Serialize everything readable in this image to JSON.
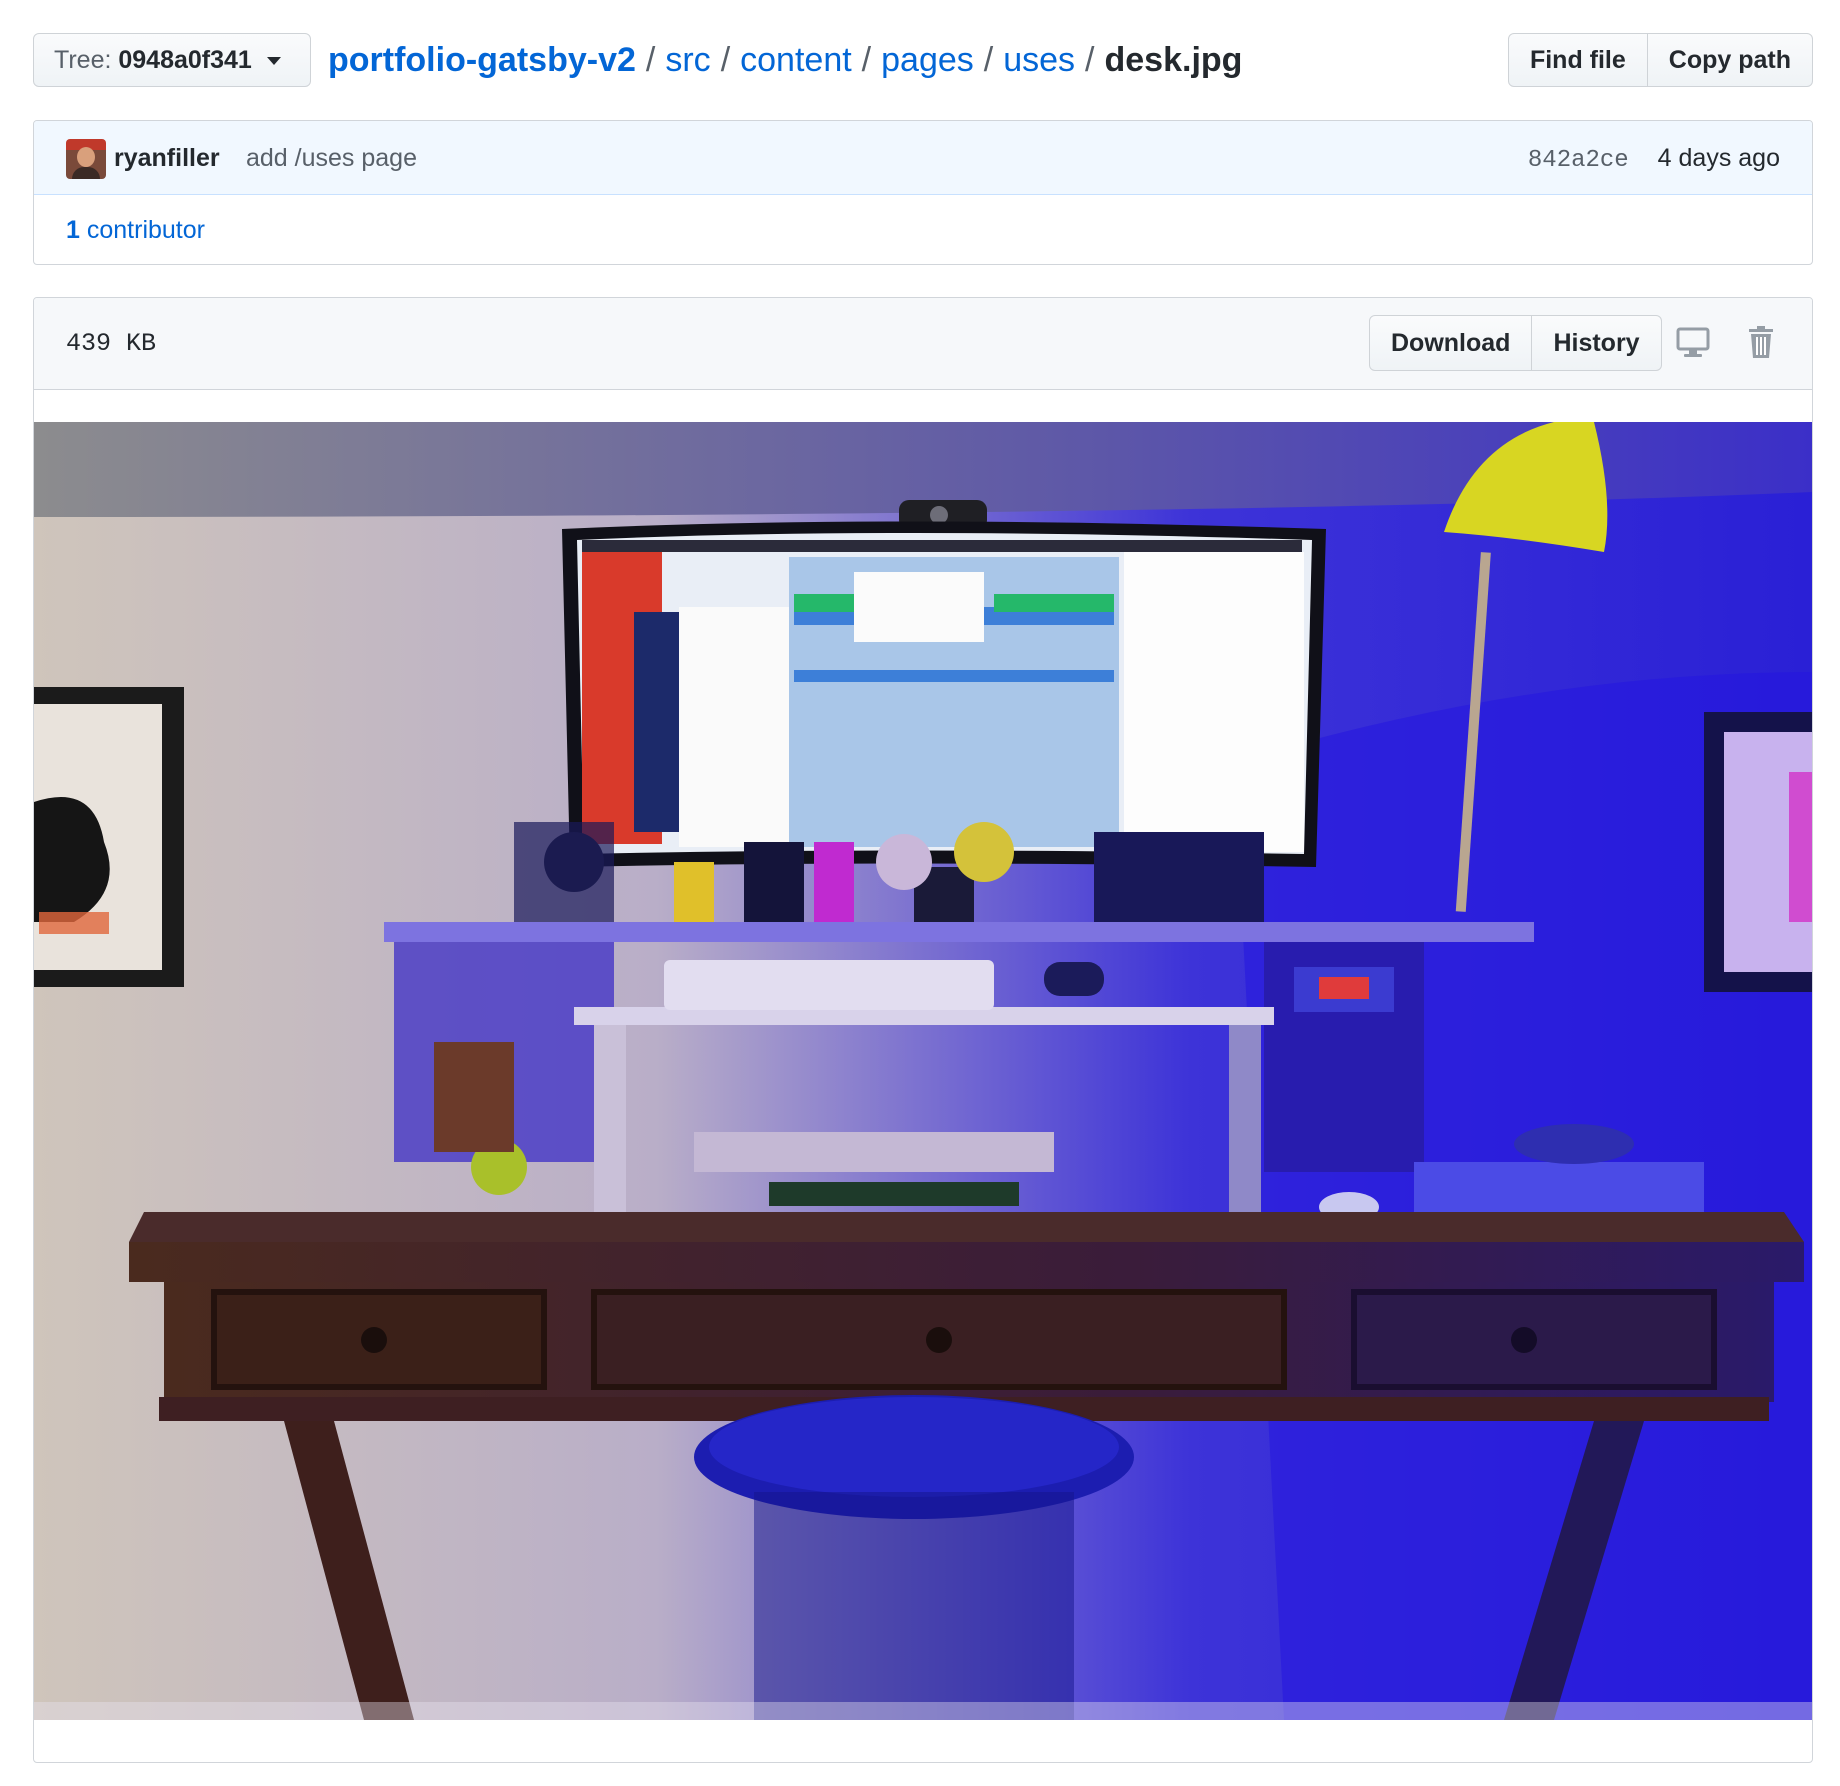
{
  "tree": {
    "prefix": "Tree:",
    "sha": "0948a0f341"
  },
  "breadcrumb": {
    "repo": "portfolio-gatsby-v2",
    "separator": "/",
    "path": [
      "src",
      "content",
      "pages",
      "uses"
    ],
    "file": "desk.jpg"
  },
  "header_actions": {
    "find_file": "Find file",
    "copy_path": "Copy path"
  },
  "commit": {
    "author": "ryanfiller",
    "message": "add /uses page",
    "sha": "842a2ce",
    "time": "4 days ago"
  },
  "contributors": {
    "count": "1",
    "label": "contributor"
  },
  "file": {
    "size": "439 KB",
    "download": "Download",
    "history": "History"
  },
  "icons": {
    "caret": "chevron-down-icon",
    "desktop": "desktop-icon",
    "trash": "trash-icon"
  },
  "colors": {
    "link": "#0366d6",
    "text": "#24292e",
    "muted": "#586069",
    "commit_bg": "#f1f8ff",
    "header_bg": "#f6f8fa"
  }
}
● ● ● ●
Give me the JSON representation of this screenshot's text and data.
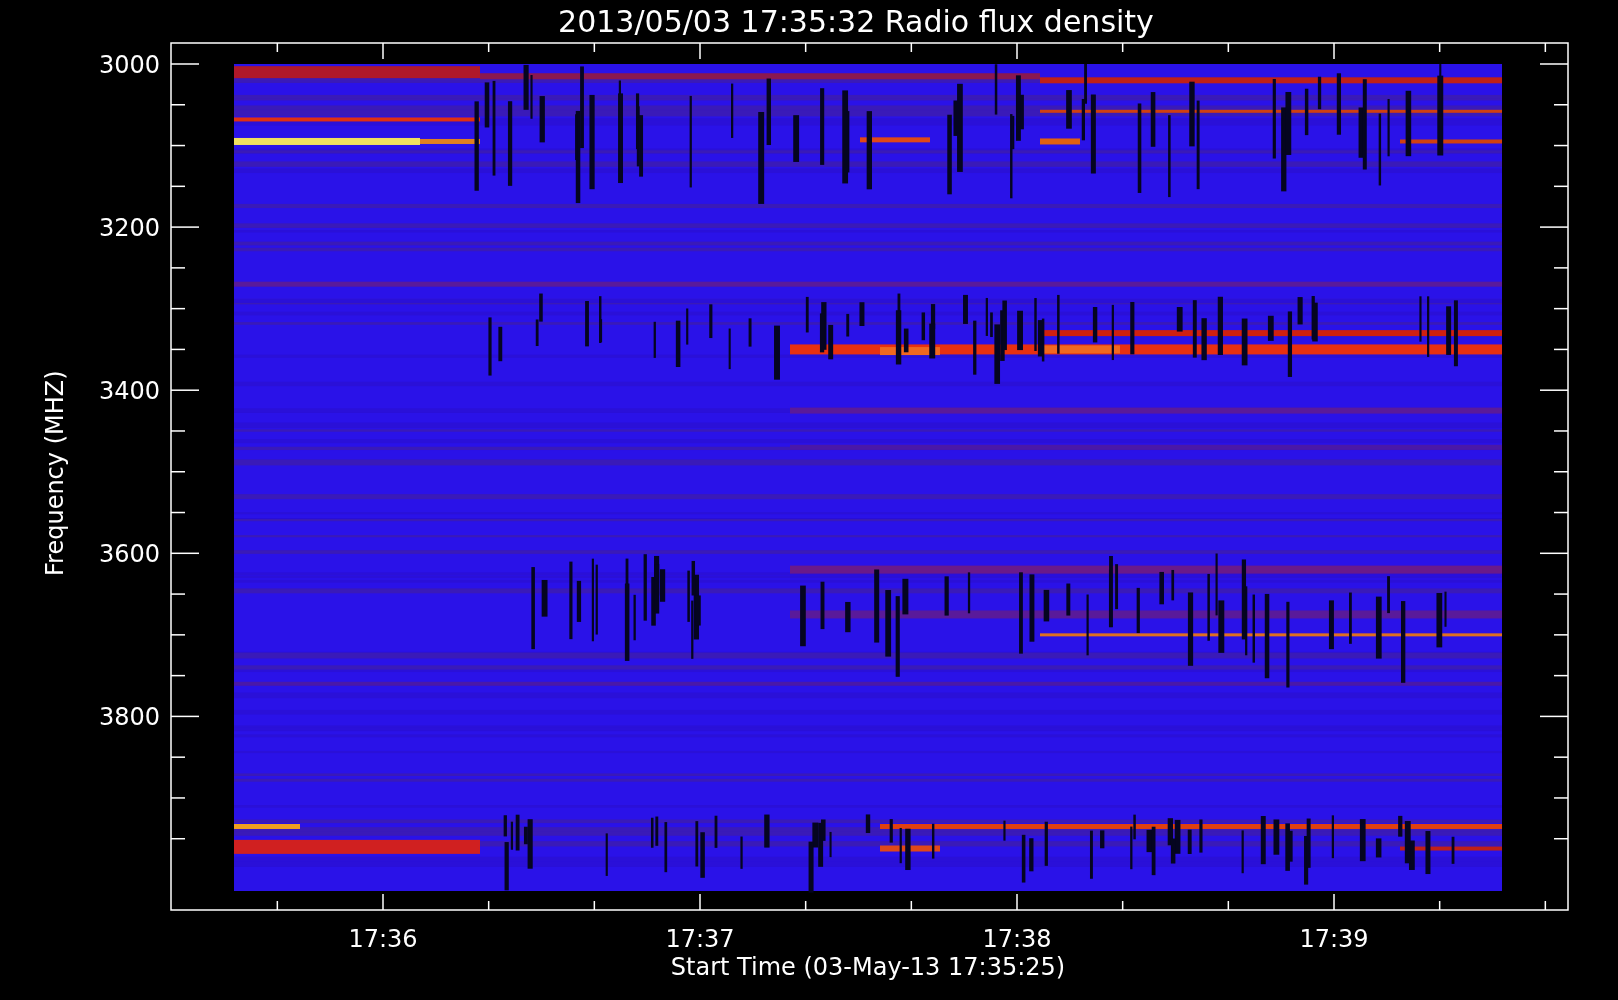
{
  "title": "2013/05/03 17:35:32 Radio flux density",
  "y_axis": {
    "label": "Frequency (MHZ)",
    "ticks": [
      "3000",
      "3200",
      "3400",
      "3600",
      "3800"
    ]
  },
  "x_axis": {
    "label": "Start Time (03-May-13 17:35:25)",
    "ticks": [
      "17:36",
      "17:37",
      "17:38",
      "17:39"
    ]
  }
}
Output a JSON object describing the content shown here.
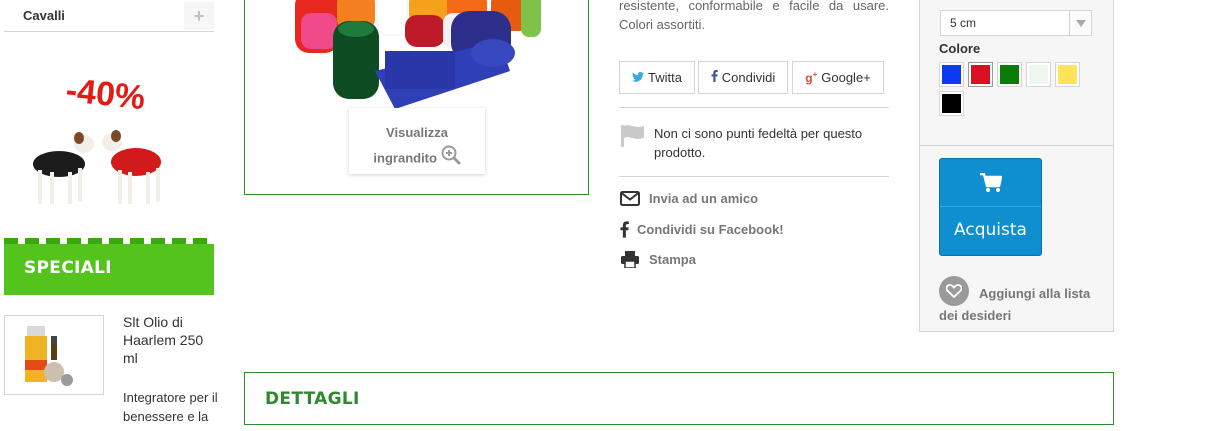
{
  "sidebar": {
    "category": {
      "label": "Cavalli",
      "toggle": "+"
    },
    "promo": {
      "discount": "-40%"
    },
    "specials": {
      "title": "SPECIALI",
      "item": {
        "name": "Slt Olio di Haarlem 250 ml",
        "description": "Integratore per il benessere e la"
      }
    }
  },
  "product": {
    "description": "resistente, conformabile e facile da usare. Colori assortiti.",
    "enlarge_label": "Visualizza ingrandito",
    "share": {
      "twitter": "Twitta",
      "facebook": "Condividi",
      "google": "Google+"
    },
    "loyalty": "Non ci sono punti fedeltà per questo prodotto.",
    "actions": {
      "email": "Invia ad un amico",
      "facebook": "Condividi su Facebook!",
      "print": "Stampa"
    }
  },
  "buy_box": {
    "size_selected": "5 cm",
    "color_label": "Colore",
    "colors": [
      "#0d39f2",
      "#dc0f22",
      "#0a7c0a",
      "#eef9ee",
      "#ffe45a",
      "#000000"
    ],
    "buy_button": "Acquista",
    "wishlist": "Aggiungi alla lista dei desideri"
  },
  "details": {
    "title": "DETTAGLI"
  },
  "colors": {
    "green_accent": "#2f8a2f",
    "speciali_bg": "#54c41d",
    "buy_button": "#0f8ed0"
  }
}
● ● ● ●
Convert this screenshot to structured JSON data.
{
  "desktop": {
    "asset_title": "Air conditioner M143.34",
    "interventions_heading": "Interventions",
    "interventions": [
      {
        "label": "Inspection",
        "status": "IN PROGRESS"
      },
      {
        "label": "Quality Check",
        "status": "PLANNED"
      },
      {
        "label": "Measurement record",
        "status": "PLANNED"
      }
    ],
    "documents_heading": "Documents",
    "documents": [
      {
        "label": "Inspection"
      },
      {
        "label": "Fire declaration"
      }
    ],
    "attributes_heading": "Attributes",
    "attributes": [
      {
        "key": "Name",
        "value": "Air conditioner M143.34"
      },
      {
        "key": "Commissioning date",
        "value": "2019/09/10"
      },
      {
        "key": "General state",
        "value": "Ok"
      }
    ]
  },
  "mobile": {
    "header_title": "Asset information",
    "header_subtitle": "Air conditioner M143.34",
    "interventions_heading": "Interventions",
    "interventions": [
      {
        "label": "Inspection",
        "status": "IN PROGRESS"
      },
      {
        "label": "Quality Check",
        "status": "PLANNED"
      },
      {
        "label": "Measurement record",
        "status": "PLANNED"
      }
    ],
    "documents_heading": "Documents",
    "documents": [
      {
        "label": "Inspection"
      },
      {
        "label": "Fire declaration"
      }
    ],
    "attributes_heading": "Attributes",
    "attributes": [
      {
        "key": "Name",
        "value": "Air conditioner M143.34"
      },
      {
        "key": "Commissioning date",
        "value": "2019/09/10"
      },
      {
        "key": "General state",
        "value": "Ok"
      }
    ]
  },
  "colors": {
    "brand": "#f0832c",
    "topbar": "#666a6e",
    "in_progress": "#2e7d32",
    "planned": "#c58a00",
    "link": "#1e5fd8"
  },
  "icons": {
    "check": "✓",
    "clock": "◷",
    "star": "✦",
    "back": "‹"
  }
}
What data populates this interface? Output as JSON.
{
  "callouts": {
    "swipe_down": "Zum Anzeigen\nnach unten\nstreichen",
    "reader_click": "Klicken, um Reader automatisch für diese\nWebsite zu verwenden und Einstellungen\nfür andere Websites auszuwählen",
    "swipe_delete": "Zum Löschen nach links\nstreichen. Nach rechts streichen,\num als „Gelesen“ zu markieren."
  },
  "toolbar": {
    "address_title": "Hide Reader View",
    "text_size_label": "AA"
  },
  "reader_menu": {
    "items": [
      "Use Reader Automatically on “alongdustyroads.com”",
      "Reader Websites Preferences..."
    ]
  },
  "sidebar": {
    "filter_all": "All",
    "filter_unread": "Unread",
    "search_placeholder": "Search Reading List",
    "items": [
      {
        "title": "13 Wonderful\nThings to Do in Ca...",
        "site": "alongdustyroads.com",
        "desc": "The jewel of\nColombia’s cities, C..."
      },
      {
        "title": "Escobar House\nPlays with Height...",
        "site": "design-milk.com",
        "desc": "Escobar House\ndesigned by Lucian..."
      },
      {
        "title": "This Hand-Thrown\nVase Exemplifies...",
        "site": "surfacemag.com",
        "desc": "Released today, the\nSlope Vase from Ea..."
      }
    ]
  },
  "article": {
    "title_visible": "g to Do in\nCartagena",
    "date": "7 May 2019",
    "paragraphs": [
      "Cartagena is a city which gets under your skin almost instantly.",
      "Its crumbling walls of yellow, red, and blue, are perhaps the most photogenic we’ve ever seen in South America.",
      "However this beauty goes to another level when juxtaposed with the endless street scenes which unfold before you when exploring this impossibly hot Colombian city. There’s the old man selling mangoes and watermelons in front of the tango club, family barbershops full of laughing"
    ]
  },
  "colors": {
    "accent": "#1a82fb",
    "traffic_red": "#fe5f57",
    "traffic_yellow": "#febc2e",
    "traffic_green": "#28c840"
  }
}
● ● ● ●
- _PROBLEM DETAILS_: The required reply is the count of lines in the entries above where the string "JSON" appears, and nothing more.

- _RESPONSE AREA_: 5